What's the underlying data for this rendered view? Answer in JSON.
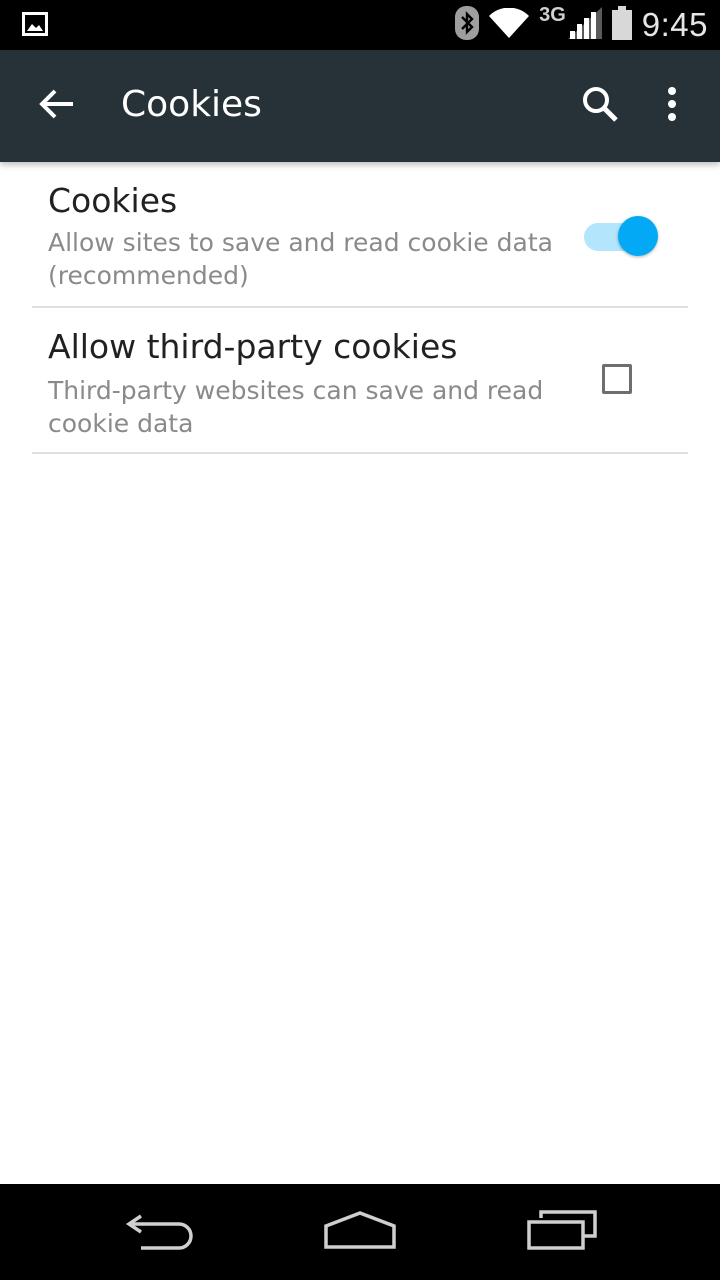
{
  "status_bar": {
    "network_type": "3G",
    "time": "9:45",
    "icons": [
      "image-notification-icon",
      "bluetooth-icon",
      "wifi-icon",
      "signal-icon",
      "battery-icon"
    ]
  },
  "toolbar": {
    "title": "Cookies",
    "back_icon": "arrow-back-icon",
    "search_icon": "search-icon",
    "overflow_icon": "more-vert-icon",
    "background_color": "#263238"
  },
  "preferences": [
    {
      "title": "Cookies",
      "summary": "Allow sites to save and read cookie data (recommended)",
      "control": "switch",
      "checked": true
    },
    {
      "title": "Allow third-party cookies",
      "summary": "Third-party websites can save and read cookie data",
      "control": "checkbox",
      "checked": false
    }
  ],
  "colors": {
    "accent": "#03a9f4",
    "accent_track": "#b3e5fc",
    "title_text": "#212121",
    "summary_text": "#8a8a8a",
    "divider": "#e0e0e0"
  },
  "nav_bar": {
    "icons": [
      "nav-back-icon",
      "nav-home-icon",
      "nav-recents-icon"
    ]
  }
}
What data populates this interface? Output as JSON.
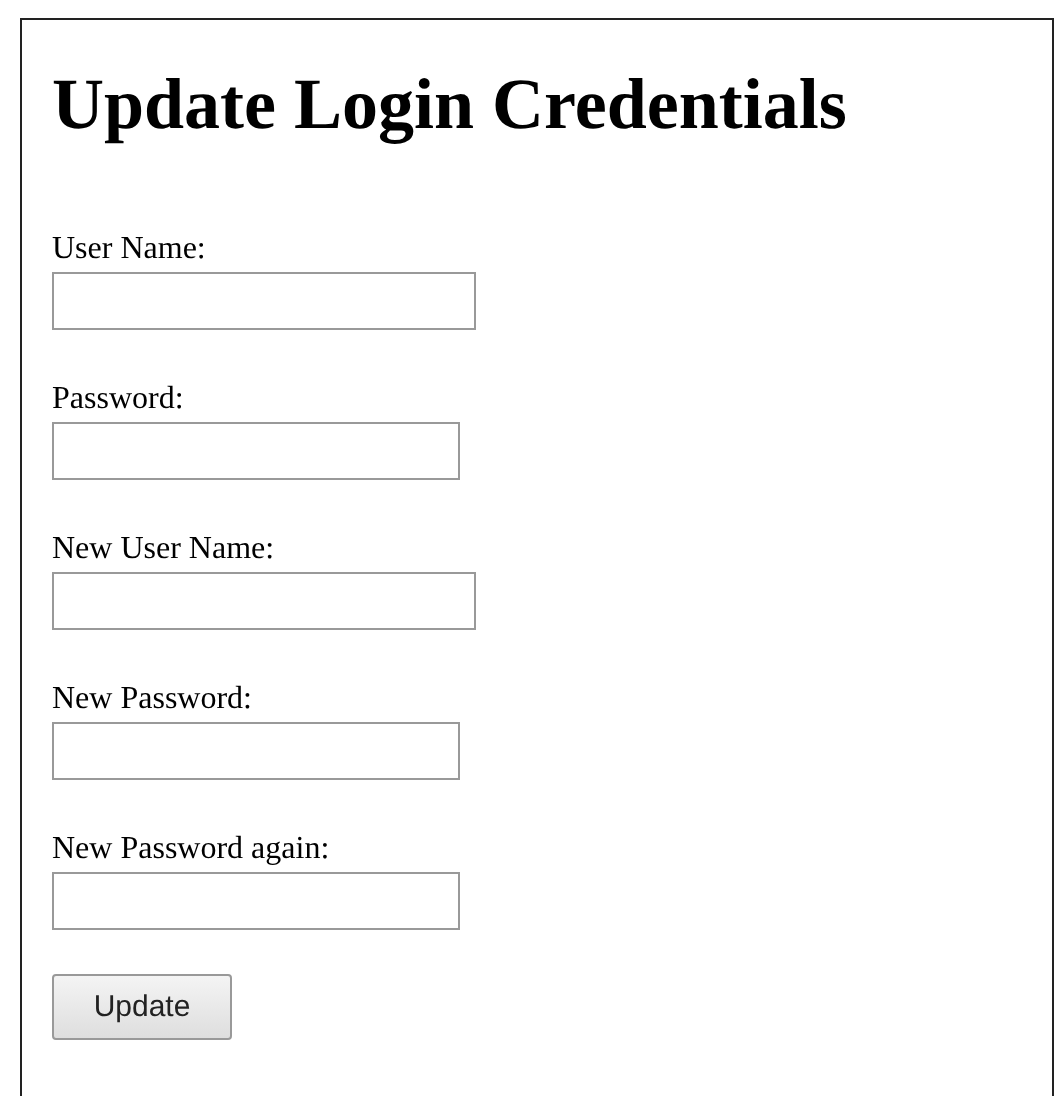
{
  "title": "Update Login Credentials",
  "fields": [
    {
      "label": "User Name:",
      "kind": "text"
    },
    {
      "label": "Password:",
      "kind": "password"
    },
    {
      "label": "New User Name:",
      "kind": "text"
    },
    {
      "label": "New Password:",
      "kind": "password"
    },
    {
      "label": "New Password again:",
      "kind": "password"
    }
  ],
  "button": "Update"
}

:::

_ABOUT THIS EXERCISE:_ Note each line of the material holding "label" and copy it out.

_OUTPUT OF THE EXERCISE:_
      "label": "User Name:",
      "label": "Password:",
      "label": "New User Name:",
      "label": "New Password:",
      "label": "New Password again:",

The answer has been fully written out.